Black and minority ethnic people in the UK are more than twice as likely as white people to experience “deep poverty” – extreme levels of hardship meaning they struggle to afford everyday basics such as food and energy, analysis has found.
It says they are more exposed to the cost of living crisis than white people as a result of ethnic minority incomes having slumped faster and further in recent years, leaving them more at risk of fuel poverty, food insecurity and destitution.
The Runnymede Trust charity, which published the analysis, said black and minority ethnic families faced the “strongest headwinds” in the coming months as the UK headed into a fresh living standards crisis, and were more likely to “go without.”
Halima Begum, Runnymede’s chief executive, said: “We talk about this cost of living crisis in universal terms. No one is immune from the consequences. However, what’s clear from this research is that some groups are less equal and more impacted than others, including our black and minority communities.”
The analysis found:
Despite making up 15% of the UK population, minority ethnic people account for 26% of those in deep poverty. They were 2.2 times more likely to be in deep poverty than white people. Bangladeshi people were more than three times more likely.
There was a racial inequalities dimension to social security cuts over the past decade, with black and minority ethnic families losing £806 a year on average, compared with £454 a year less for white families.
While government measures to limit the impact of soaring gas and electricity are likely to reduce fuel poverty rates among white people by 53%, they will fall by only 35% for black and minority ethnic communities.

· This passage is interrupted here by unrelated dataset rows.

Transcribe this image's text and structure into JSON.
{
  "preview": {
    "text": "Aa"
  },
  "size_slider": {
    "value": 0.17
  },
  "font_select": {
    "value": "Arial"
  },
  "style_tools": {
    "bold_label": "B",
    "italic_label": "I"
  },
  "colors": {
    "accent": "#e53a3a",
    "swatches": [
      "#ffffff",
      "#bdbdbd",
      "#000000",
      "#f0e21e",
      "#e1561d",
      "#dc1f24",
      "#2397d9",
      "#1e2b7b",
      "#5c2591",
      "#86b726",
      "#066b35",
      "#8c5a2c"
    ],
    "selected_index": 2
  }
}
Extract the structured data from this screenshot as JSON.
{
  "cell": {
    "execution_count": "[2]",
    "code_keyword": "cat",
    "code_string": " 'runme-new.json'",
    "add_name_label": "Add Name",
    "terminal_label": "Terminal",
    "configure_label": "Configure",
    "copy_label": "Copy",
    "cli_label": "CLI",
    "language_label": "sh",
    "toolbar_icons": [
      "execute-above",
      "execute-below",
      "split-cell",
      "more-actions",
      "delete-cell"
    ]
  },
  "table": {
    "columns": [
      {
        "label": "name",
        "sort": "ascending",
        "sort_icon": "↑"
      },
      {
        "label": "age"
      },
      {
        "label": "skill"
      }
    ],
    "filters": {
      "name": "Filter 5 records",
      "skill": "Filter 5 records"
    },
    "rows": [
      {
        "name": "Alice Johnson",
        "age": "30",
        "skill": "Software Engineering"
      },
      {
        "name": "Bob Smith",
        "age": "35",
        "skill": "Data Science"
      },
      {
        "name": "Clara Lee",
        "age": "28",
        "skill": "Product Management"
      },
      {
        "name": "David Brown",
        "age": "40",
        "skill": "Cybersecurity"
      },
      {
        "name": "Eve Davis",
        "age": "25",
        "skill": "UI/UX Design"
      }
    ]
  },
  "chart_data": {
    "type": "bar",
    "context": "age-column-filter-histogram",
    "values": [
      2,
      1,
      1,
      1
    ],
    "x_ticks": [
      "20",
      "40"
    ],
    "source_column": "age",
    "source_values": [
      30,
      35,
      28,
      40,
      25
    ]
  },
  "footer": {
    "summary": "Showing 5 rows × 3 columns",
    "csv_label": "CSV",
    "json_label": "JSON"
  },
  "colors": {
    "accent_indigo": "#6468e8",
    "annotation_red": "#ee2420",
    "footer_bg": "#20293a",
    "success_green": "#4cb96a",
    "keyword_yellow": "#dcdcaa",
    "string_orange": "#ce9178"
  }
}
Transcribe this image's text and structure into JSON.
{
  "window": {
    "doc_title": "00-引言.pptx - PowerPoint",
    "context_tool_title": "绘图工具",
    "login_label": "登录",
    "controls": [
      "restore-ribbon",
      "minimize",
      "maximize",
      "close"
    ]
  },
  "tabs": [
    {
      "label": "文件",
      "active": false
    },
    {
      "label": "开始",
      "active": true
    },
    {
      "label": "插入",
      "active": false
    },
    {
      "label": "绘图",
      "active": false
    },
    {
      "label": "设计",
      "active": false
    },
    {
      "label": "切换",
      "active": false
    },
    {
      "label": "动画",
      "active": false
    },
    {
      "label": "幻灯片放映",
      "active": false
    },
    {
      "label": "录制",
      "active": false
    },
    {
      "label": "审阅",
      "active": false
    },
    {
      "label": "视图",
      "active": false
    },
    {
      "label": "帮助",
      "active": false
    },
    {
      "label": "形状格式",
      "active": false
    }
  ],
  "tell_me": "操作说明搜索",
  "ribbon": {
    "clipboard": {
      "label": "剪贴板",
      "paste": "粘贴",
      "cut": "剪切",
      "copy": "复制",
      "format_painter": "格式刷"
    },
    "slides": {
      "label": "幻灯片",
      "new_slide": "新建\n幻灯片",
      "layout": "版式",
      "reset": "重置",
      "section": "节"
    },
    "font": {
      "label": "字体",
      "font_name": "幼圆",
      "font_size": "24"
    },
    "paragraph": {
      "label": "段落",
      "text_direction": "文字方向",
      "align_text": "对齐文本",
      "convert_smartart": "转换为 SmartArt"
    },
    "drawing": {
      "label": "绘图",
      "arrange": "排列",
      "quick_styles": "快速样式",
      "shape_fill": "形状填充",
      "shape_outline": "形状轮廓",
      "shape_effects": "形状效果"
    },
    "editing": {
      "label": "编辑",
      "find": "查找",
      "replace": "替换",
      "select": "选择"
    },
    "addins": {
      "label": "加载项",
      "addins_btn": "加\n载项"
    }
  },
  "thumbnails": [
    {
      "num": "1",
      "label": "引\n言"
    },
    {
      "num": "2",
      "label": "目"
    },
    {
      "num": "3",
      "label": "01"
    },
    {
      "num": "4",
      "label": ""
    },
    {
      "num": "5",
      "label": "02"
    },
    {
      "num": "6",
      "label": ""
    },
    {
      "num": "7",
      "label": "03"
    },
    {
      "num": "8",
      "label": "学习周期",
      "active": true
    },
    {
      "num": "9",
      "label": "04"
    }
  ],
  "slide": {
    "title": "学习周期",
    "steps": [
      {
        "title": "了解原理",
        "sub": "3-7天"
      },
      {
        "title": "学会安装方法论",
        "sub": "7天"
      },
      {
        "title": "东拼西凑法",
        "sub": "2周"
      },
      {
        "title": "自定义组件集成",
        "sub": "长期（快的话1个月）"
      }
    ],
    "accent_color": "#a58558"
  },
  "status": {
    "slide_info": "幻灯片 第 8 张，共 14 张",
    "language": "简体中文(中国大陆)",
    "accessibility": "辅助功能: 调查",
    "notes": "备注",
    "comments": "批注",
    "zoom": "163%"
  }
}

Runnymede’s head of research, Shabna Begum, said: “Differences in relative and deep poverty may be something we talk about as percentage figures, but in real life we are talking abot the pounds and pennies that make the difference between survival and destitution. “For so many of our black and minority ethnic families this means making decisions about whether to use their gas cooker or only buy food that can be heated in a microwave, whether parents eat or feed their prepayment electricity meter, or whether they can afford the £1 donation to charity their child’s school is requesting for non-uniform day.”